Goldman Sachs will face some tough competition in the commercial banking market, where JPMorgan, Citigroup, Bank of America and Wells Fargo are the leading players – and have been for a while.
Whether Goldman can compete in the space – or in consumer banking, for that matter – remains to be seen. After all, it’s not easy being the new kid on the playground.
But although new, Goldman Sachs is a big kid and a known player, not a no-name upstart trying to disrupt an established space. And they are moving fast, and aggressively.
And for that powerful – and, at this point, promising – of a segment play, they certainly earned the sizzle of the week.
Amazon Prime: 100 million of … anything … is nothing to sneeze at. The milestone has been reached for Amazon, which states that its Prime subscriber base is now above that lofty number. Here’s another number: five billion items shipped. That’s a lot of buying, with more to come.
Same-Day Delivery: It’s targeted by Target, which is expanding its options to the tune of 60 stores across Boston, New York, Chicago and other cities. In the final mile, Target does its level best to compete with Walmart and Amazon.
Mobile Banking: It shows outsized gains as banks show double-digit growth in the ranks here. Yes, the focus may have been on tax cuts and share buybacks and credit cards.

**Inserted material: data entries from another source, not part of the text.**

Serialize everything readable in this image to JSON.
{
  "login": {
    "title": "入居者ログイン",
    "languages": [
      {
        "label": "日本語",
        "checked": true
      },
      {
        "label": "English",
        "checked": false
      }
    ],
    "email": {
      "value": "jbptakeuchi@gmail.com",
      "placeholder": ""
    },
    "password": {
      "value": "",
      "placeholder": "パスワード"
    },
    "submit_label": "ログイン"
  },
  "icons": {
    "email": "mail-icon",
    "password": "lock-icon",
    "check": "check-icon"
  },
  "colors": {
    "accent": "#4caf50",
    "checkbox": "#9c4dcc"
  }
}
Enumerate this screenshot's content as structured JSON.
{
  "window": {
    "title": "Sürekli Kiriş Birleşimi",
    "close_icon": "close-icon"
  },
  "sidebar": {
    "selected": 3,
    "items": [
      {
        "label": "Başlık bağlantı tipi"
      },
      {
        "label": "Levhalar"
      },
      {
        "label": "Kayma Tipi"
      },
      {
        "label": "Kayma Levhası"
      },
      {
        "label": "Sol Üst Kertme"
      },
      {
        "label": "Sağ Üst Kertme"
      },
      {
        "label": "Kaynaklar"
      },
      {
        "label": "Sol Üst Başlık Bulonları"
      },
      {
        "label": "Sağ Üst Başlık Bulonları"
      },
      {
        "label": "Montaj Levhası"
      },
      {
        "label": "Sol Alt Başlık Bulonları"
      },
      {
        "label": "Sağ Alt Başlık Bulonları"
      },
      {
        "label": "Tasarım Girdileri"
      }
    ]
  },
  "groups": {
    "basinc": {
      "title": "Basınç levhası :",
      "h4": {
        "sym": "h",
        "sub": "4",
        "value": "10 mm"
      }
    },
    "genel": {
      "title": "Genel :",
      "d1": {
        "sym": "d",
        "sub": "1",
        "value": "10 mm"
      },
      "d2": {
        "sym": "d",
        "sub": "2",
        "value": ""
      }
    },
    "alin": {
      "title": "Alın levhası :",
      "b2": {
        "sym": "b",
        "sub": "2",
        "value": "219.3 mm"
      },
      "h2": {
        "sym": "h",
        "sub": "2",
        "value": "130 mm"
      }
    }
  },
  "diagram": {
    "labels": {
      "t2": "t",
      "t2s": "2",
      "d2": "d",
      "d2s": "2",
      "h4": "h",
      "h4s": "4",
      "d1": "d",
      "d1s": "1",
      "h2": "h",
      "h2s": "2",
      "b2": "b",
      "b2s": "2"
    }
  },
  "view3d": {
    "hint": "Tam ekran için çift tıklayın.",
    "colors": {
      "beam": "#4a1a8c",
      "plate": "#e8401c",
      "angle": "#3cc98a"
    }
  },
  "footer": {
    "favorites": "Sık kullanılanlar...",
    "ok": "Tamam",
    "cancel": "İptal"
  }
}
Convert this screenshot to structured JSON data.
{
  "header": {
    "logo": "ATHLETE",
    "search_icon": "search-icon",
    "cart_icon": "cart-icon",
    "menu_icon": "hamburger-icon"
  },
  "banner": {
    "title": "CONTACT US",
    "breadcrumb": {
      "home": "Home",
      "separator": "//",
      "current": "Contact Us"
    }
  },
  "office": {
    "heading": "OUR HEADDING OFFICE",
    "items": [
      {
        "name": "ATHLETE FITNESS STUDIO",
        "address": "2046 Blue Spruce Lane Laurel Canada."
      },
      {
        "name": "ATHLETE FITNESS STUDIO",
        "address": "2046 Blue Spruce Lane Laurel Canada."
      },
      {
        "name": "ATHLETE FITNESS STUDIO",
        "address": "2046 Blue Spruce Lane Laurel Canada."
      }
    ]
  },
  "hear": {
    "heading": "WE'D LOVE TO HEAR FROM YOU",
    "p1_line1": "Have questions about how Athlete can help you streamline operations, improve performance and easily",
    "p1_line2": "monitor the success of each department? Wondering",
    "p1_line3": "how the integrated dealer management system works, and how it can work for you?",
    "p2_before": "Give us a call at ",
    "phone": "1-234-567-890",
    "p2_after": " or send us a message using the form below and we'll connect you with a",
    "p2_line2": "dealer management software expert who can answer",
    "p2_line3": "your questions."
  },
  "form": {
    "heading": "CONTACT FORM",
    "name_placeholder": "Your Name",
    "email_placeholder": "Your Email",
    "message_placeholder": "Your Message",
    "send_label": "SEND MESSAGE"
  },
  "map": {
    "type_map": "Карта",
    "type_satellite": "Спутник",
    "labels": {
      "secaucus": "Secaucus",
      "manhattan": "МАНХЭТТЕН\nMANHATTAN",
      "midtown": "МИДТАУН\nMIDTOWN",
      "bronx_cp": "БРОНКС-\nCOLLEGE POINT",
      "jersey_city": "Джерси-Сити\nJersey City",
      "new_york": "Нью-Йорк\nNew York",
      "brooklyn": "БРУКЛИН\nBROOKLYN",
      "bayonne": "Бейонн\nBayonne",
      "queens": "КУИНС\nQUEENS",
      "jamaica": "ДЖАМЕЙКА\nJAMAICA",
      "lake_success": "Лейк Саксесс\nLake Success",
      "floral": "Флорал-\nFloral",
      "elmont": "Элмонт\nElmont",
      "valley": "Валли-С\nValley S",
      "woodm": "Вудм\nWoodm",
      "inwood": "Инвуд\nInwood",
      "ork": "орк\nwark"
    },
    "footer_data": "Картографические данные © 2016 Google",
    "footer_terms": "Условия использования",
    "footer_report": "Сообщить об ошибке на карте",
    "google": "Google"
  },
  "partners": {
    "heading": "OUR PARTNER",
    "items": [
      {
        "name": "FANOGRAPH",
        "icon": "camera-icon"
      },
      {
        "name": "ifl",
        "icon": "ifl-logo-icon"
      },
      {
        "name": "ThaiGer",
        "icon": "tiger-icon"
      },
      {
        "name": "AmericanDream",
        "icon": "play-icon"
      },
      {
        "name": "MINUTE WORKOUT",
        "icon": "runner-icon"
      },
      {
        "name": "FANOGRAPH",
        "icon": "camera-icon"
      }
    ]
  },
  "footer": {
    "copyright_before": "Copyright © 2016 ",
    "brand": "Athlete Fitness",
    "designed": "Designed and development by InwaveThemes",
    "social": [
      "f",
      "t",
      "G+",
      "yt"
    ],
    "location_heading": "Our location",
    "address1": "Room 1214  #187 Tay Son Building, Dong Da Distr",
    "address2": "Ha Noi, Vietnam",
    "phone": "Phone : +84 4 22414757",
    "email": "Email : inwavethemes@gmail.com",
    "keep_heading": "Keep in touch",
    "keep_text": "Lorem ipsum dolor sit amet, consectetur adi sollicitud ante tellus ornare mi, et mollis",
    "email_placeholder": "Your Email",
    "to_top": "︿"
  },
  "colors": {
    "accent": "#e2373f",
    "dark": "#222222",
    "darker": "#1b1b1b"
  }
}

But gleaned from the details is an inexorable trend that people are getting a lot more comfortable moving their money around at the speed of … byte.
Retail Workers: JD.com CEO Richard Liu envisions the day when retail workers go the way of the dodo – due to robo. The convergence of artificial intelligence and hardware means the rise of the machines may alter in-person commerce forever.
Plenti: Plenti is not enough, it seems, as Amex pulls the plug, finding that loyalty has its limits – or maybe loyalty to loyalty programs has its limits. The frequent shopper program has been shuttered, as it didn’t gain the traction the card giant had hoped. Not much of a surprise, really.
Crypto Traders: They’re getting increased scrutiny from New York Attorney General Eric Schneiderman. Welcome the Virtual Markets Integrity program, likely to make folks uncomfortable all over the virtual trading spectrum. The inquiry into 13 crypto firms? A baker’s dozen of worry, it looks like.